- Inclusive – making sure ones choices and actions are inclusive of all, regardless of race, gender, Socio-Economic Status, ability or other factors
- Empowering – encouraging everyone in a group to participate and bring their best. Everyone has something to contribute, but this does not always come out when individuals feel that others are taking control. Individuals are more likely to enjoy or take ownership of an event or organization if they feel like they are a significant part of it.
- Ethical – making decisions based on a positive ethical framework (of course, ethics being a larger expectation, as opposed to morals being more specific expectations, and values being what individuals personally hold to be important)
- Process-Oriented – the journey is just as important as the end. The ideas of group process (a number of individuals coming together to discuss an issue), community (that a small group of tightly-knit individuals will stay together no matter what challenges they face), and the journey being important all fall under this umbrella.

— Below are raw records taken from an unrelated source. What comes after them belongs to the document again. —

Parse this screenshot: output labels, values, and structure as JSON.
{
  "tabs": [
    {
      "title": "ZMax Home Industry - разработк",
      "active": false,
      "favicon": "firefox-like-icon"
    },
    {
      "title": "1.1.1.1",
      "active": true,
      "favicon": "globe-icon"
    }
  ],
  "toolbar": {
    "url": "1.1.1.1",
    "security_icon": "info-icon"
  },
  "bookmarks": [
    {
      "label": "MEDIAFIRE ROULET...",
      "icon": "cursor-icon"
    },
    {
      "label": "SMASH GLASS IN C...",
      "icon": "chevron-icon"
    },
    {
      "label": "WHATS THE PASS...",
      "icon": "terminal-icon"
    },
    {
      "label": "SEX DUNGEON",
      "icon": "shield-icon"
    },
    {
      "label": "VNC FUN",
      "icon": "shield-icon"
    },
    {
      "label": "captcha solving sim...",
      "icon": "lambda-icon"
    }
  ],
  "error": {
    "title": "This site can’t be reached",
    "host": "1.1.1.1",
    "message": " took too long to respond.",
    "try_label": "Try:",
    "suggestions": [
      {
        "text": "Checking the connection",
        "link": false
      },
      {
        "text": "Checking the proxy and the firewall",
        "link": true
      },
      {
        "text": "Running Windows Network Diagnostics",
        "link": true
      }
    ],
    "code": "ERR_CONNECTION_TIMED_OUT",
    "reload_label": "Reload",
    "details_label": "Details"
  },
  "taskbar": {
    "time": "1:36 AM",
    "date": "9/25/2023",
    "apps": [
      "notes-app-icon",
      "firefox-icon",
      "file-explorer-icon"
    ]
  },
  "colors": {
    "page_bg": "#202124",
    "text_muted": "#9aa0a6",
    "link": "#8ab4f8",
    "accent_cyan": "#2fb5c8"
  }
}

- Be There – Be present. Don’t be on cell phones
- Play – Remember to have fun, no matter what
- Make Their Day – Go out of your way to make someone’s day. It will make your day.
- Choose Your Attitude – Attitude is the thing that individuals can really control. Why go into a bad situation with bad attitude when you can go into a bad situation with a good attitude and completely change the situation?
I thought these were interesting thoughts that relate very well to student ministry and small group leaders. There’s a few overlapping themes between the philosophies above and the “5 Essentials of Effective Small Group Leaders”
- It’s a Journey – relational ministry doesn’t happen over night, it takes months and sometimes years to gain a student’s trust
- Time on their Turf – you’ve got to meet them where they are emotionally and spiritually…and when possible, meet them where they are literally…sporting events, birthday parties, etc.
- Partner with the Parents – it is the primary responsibility of the parent to disciple their kids, but most just don’t know how and they are happy to have another voice in their student’s lives
- Keep it Real – be honest, be open and don’t give “knee-jerk” answers
- Fill up First – make sure you’ve got a growing relationship with Jesus Christ